This is a great tip. If you have the previous owner’s title insurance you can use that to get a reduced rate the next time you sell the property. The limit to this is 10 years, so if you’re within that 10-year window we can apply it toward a reissue rate because it’s helpful to us to know that someone else has already reviewed title and said it’s good. We can link to that coverage when submitting our own and show that they’ve already insured it from that point back and all we have to do is cover from that time forward. It’s a great idea to have your sellers provide their owner’s title policy to the attorney when they’re selling their house. If the attorney finds a break in the chain of title that could hold up closing but they see that you already have title insurance covering that previous issue, then we don’t have to actually fix it. This can save weeks of time and a lot of money.
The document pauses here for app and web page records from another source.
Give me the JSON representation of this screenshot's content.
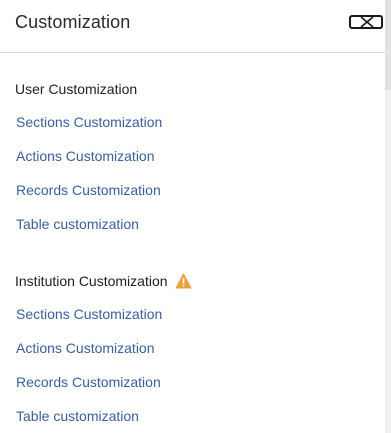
{
  "header": {
    "title": "Customization",
    "close_icon": "close-icon"
  },
  "user_customization": {
    "heading": "User Customization",
    "links": [
      "Sections Customization",
      "Actions Customization",
      "Records Customization",
      "Table customization"
    ]
  },
  "institution_customization": {
    "heading": "Institution Customization",
    "warning_icon": "warning-icon",
    "warning_color": "#e8a33d",
    "links": [
      "Sections Customization",
      "Actions Customization",
      "Records Customization",
      "Table customization"
    ]
  },
  "colors": {
    "link": "#3a5f9e",
    "title": "#2a2a2a",
    "divider": "#dcdcdc"
  }
}
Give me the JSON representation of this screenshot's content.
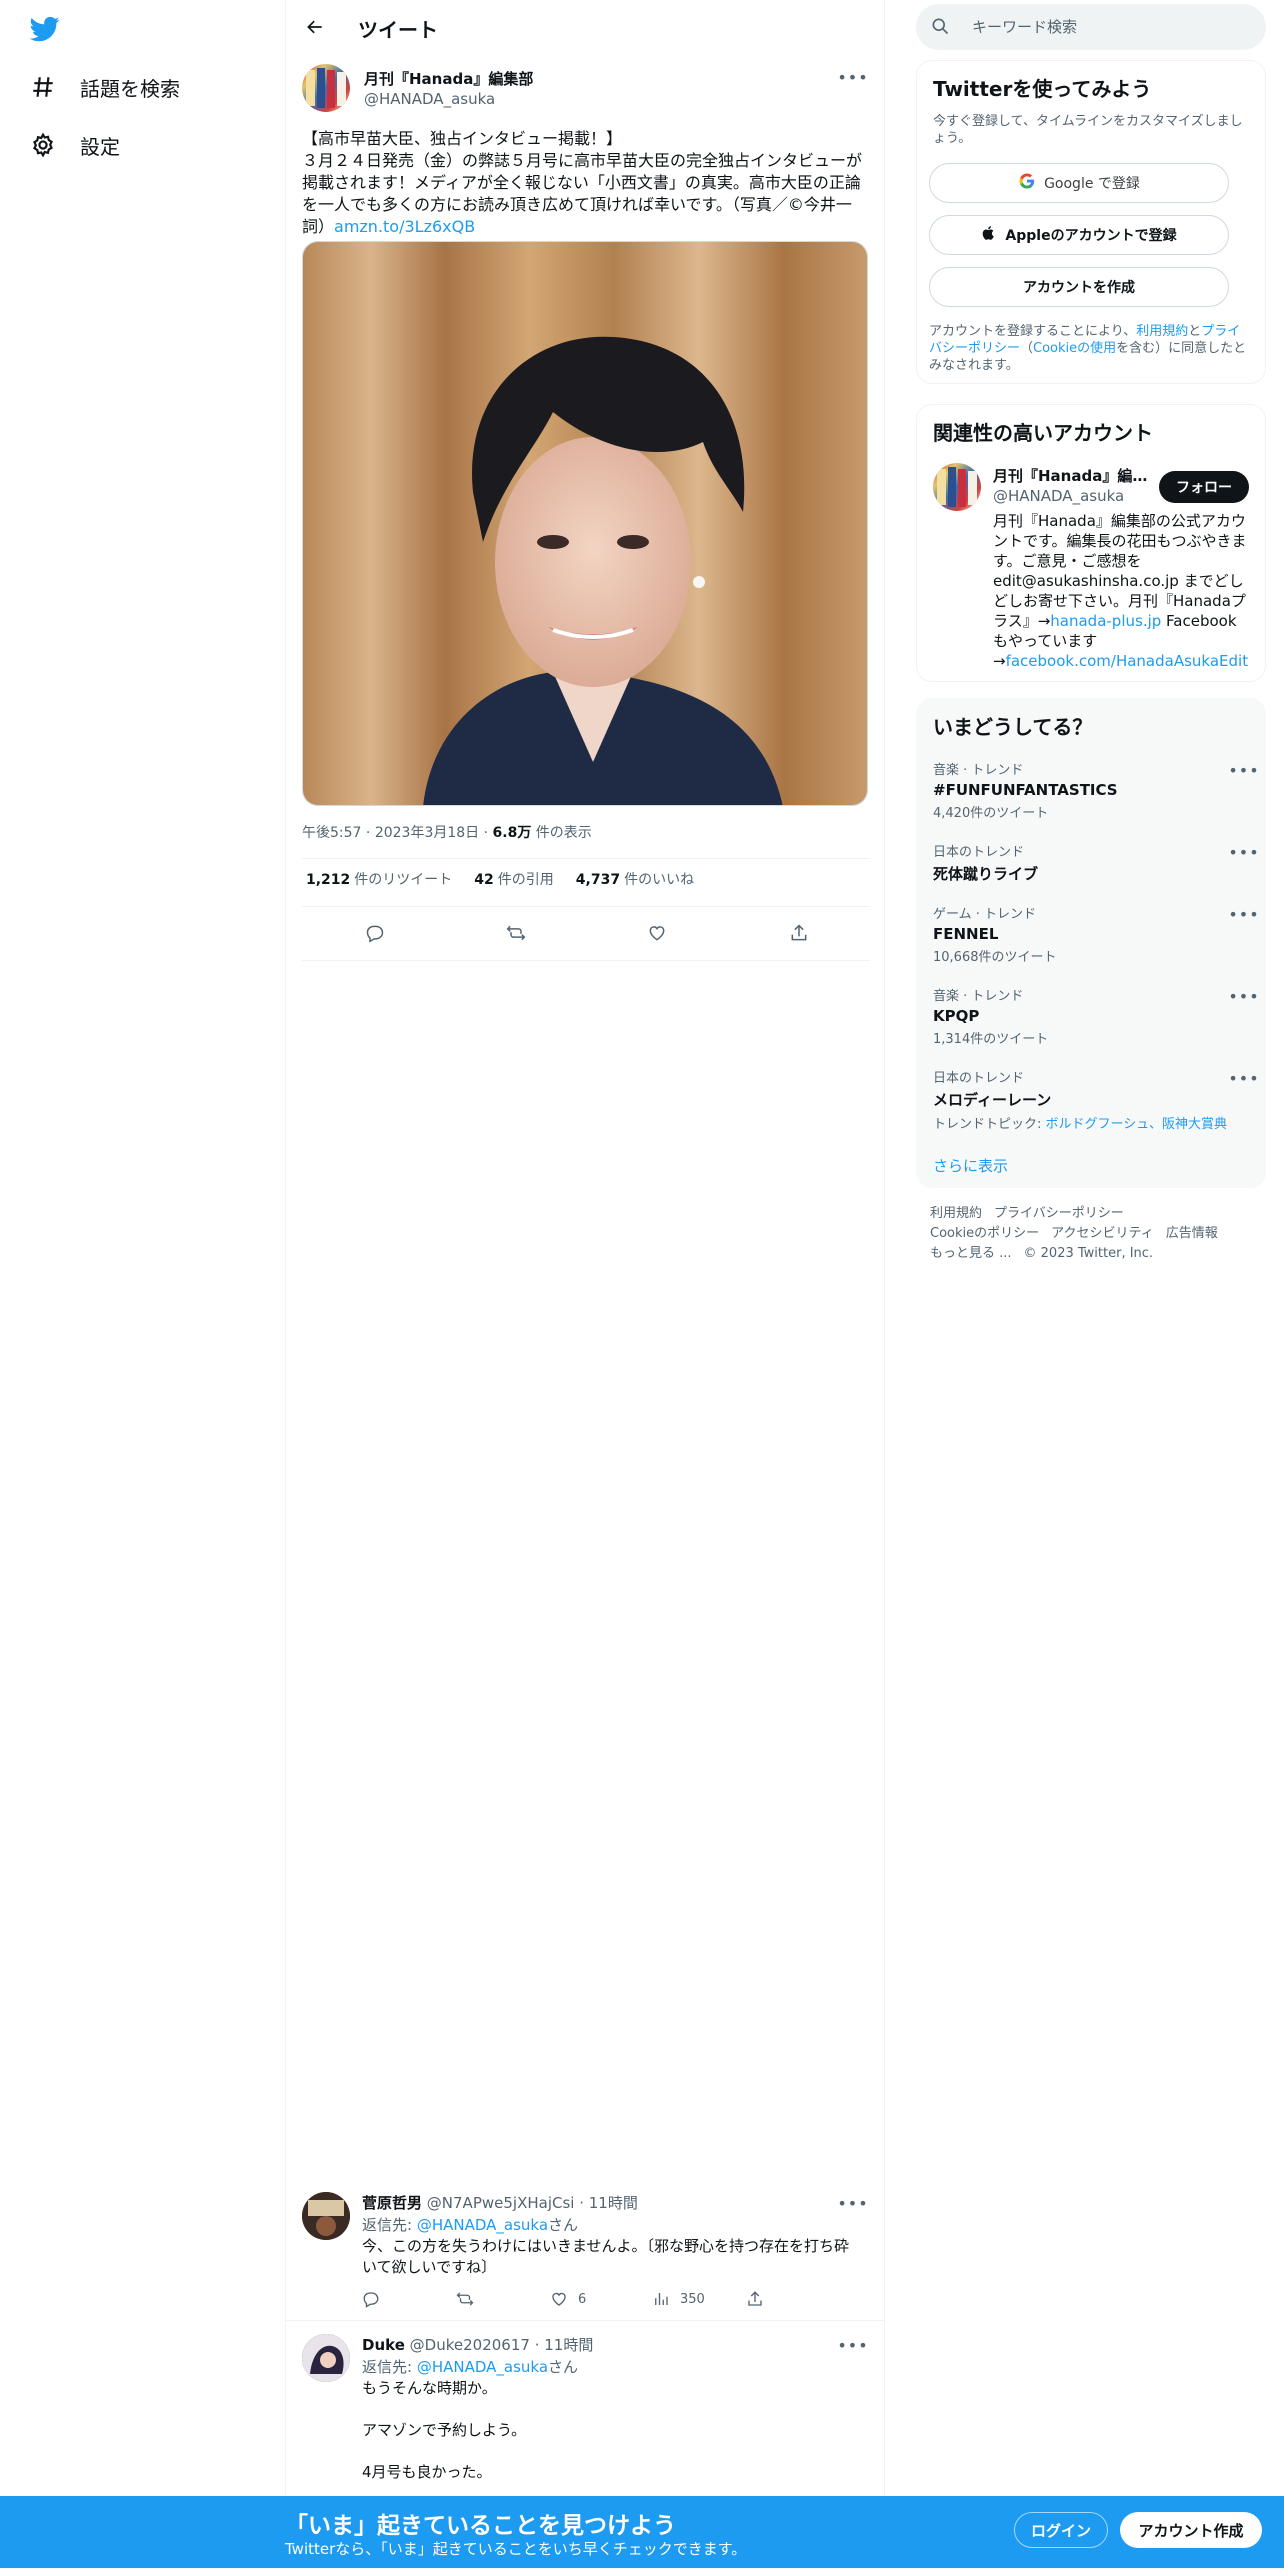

Are the default splits local to Madison County contracts?
Yes. The Real Estate Commission works with local attorneys to draft those contracts, and all of your default contracts in North Alabama will include default splits for title insurance. If you have an attorney draft up a contract specifically for you or you use a contract that came from your broker rather than the Real Estate Commission, then that’s a whole different story. The standard in our area, though, is that title will be split. The title search is not a split fee; this is a buyer fee. The deed is not a split fee either; this is a seller fee. The owner’s title policy, the lender’s title policy, the commitment for the lender, and the closing protection letter (CPL) for the lender are all split by default between buyer and seller. If you’re on the seller side, it’s always good to notify them of the fees they’ve agreed to pay by signing the contract, and that these fees are not covered in the seller paid closing costs if they’ve agreed to pay any. If you know your seller doesn’t want to pay title you can add that to the additional provisions — an attorney can help you draft that language if needed.
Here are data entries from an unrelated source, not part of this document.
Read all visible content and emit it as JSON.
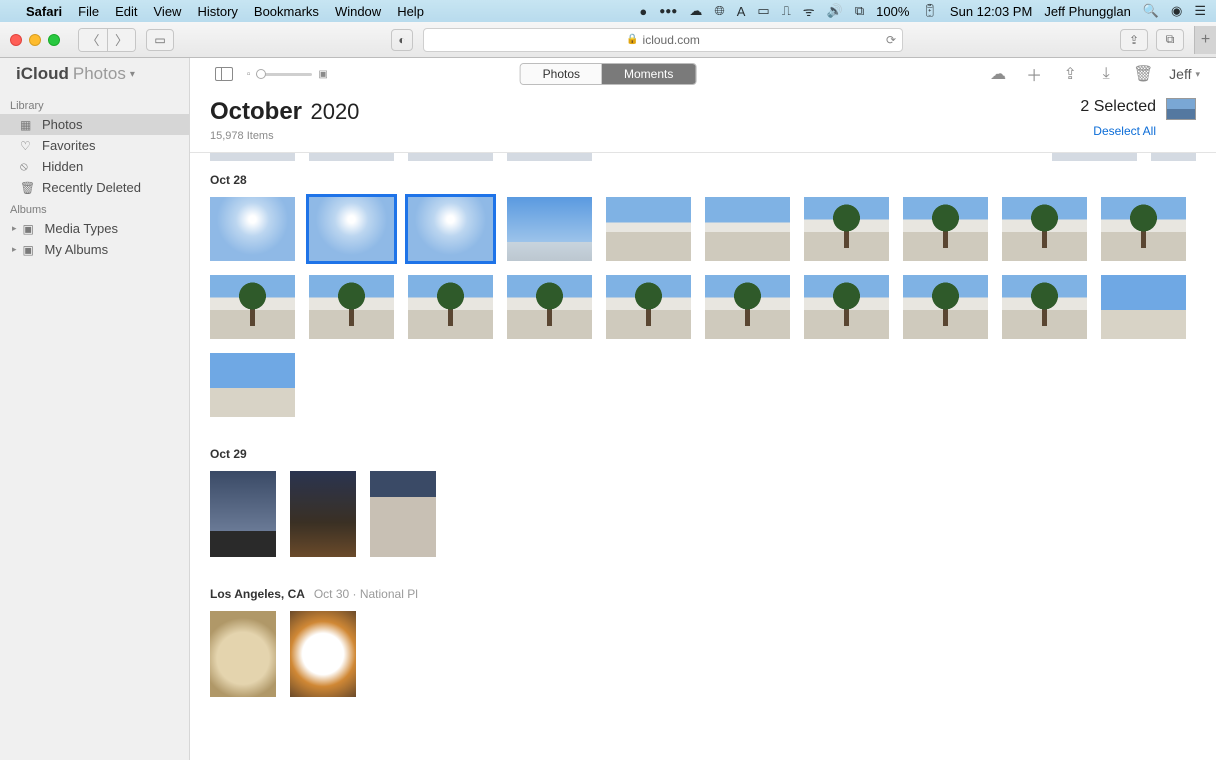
{
  "menubar": {
    "app": "Safari",
    "items": [
      "File",
      "Edit",
      "View",
      "History",
      "Bookmarks",
      "Window",
      "Help"
    ],
    "battery": "100%",
    "clock": "Sun 12:03 PM",
    "user": "Jeff Phungglan"
  },
  "safari": {
    "url": "icloud.com"
  },
  "app": {
    "brand_icloud": "iCloud",
    "brand_photos": "Photos",
    "segments": {
      "photos": "Photos",
      "moments": "Moments"
    },
    "user_menu": "Jeff"
  },
  "sidebar": {
    "section_library": "Library",
    "section_albums": "Albums",
    "library": [
      {
        "icon": "photos-icon",
        "label": "Photos",
        "selected": true
      },
      {
        "icon": "heart-icon",
        "label": "Favorites",
        "selected": false
      },
      {
        "icon": "hidden-icon",
        "label": "Hidden",
        "selected": false
      },
      {
        "icon": "trash-icon",
        "label": "Recently Deleted",
        "selected": false
      }
    ],
    "albums": [
      {
        "label": "Media Types"
      },
      {
        "label": "My Albums"
      }
    ]
  },
  "header": {
    "month": "October",
    "year": "2020",
    "count": "15,978 Items",
    "selected": "2 Selected",
    "deselect": "Deselect All"
  },
  "sections": {
    "s1": {
      "title": "Oct 28"
    },
    "s2": {
      "title": "Oct 29"
    },
    "s3": {
      "title": "Los Angeles, CA",
      "sub": "Oct 30   ·   National Pl"
    }
  }
}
Do you recommend that sellers link up with an attorney for title work before listing?
We don’t typically worry about title work before listing. We’re always happy to do a quick title search online if it’s in Madison County and you just want to see what’s out there, but if you order the title search before we have a contract then we usually have to invoice you for the title search, which would amount to around $150 (and can be more depending on which county the property is in). Some people are very conservative and want to know what’s out there before they even go under contract, but it’s not that big of an issue. Your contract allows for a curative period if there are title issues; likewise, it also allows a buyer to exit a contract if title issues can’t be cured. There is no reason to allow title issues to scare you into not entering into a contract. Once you understand title insurance and how it plays in to a contract, you should feel comfortable entering into a contract on good faith that there are no title issues or that if there are they can be fixed.
We do perform title searches early, especially for clients in the county who are under metes and bounds. Sometimes buyers will have heard about restrictions in a specific area and want to know what those are before they get into a contract, so they are willing to pay the $150 up front in order to make an informed decision. We’re always happy to do that ahead of time, just let us know.
By: Geoffrey K. Middleton
Attorney at Law
Written in Feb 2021